About a year ago, a 2-year-old girl said, “Hi, baby,” to Natalie although Natalie was two years older than her. After observing Natalie with curious eyes, the girl asked me, “Why is she like that?” I forced myself to say, “She’s sick,” and put a nice, fake smile on my face. It wasn’t her fault Natalie wasn’t normal; I couldn’t take it out on a 2-year-old.
It’s not like I’ve always been the model of how to act toward people with disabilities. Last year I was asked to interview a student in the special education class for my school’s yearbook. I felt a responsibility that I should have met him sooner. I should have more interest in students who face similar difficulties as Natalie, because I’ve seen what she goes through. My friend, Ellen, and I interviewed a boy named Kris about the clubs and activities he participated in. He started to blush as he told us that he played basketball and was part of an environmental and animal club. It wasn’t everyday that the students in the special education class were included in the yearbook or approached by attractive girls.
I’m not asking people to force themselves to hang out with students in special education all the time. Rather, people could get to know them, like the classmates who you talk to in class. It doesn’t hurt to be friendly and see the person behind the differences.
Natalie has brought my family closer together
Last year, my family and I were invited to go to a hot spring in Palm Springs with a church group. The group was made up of people with disabilities who were mostly adults. One woman, who was in her 40s, was so sweet when she played with Natalie and told us to eat snacks she bought just for us. The adults with disabilities only talked of good things happening in their lives: how families were solving problems, how God was helping them and who they needed to pray for.

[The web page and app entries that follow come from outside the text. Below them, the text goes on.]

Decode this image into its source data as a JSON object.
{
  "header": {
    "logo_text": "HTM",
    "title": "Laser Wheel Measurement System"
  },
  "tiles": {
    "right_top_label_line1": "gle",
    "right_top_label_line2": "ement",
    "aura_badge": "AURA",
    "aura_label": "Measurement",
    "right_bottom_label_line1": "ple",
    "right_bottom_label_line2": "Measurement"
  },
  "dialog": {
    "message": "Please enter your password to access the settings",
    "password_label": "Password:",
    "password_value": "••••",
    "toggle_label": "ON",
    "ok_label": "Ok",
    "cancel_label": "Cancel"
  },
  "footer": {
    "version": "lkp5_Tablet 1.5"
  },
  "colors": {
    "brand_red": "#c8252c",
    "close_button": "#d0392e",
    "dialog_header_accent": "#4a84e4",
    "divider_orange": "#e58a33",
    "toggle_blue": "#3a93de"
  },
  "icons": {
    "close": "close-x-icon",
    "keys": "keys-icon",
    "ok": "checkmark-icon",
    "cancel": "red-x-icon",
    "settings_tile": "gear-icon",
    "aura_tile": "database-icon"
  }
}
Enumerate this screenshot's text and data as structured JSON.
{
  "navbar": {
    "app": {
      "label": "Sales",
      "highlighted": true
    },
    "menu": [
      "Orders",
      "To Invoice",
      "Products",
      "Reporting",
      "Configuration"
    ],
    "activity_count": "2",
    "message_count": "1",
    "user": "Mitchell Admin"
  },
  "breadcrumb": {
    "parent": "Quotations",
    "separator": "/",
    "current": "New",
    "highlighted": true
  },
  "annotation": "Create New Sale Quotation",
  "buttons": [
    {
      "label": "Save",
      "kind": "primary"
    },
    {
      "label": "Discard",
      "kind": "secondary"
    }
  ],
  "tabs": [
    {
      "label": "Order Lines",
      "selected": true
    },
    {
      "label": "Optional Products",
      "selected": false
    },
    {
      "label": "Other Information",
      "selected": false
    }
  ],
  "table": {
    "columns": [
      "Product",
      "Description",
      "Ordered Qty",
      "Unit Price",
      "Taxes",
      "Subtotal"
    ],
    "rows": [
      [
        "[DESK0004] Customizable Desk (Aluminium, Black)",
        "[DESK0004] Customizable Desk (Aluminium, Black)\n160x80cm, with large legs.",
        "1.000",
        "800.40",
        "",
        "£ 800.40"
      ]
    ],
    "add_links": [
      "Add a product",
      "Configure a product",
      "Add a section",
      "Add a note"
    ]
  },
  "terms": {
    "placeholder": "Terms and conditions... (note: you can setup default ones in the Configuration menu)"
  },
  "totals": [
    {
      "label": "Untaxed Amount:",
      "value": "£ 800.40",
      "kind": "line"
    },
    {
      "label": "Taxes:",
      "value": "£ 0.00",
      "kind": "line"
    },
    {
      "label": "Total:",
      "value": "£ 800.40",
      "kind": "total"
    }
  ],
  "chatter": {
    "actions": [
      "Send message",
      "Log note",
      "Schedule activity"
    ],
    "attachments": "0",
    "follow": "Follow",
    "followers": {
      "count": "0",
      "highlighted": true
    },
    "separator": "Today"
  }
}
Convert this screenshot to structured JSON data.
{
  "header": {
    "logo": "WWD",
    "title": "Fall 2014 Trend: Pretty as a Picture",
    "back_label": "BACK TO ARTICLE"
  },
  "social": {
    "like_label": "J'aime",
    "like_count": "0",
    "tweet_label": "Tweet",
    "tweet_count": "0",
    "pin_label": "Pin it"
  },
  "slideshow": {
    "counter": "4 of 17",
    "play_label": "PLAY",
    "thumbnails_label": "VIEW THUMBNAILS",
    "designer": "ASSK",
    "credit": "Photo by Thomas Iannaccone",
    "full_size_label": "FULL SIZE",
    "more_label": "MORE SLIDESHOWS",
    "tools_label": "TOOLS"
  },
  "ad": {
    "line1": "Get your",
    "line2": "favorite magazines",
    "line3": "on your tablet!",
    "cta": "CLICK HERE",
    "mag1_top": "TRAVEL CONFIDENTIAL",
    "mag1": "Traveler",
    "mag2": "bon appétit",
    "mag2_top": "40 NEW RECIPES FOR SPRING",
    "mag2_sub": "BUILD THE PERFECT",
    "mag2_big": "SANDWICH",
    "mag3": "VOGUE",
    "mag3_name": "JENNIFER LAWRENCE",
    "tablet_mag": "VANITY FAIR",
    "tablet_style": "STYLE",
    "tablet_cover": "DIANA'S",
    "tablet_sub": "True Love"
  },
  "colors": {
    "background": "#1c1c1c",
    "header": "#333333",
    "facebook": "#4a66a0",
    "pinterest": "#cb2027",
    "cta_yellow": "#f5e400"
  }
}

I noticed that my sister was like them. She smiles no matter what and laughs without care. Everything troublesome goes away when I’m with her.
Since Natalie came along I feel like my family has become more vibrant. The year she was born, we went to Disneyland for the first time. Before if the whole family fought, we would go our separate ways. Now, Natalie’s the peacekeeper, who will always laugh and entertain us. Because when we make Natalie smile, I think it makes us all happy. We also go to the park to play more often. One time my mom and dad started racing laps. They came back huffing and puffing while Natalie and I were on the swings.
“You know, if it wasn’t for Natalie,” my mom started saying, “we wouldn’t be here. Look at us, we’re over 40 and we’re playing in a park like we’re still in our 20s.”
At first I didn’t notice the changes Natalie had made in my life. But I’m really glad God used her to change me. I don’t know if that’s conceited, thinking someone was born for your sake, but I think she was.
“I feel like I don’t know you,” my mom says now. She says she misses the immature, little tantrum-thrower I used to be. Sometimes I wonder if that’s because of Natalie. When we talk about old times, my mom teases me. I’ve grown more independent since Natalie’s birth, not idolizing my mom anymore. I guess she misses how I used to adore and depend on her so much.
Everything my sister is, like being feisty, overshadows her disability. At first it hit me hard, thinking that she was going to have a miserable life. But after spending every day with her for the past five years, I realize that she’s not my disabled sister, she’s just my sister.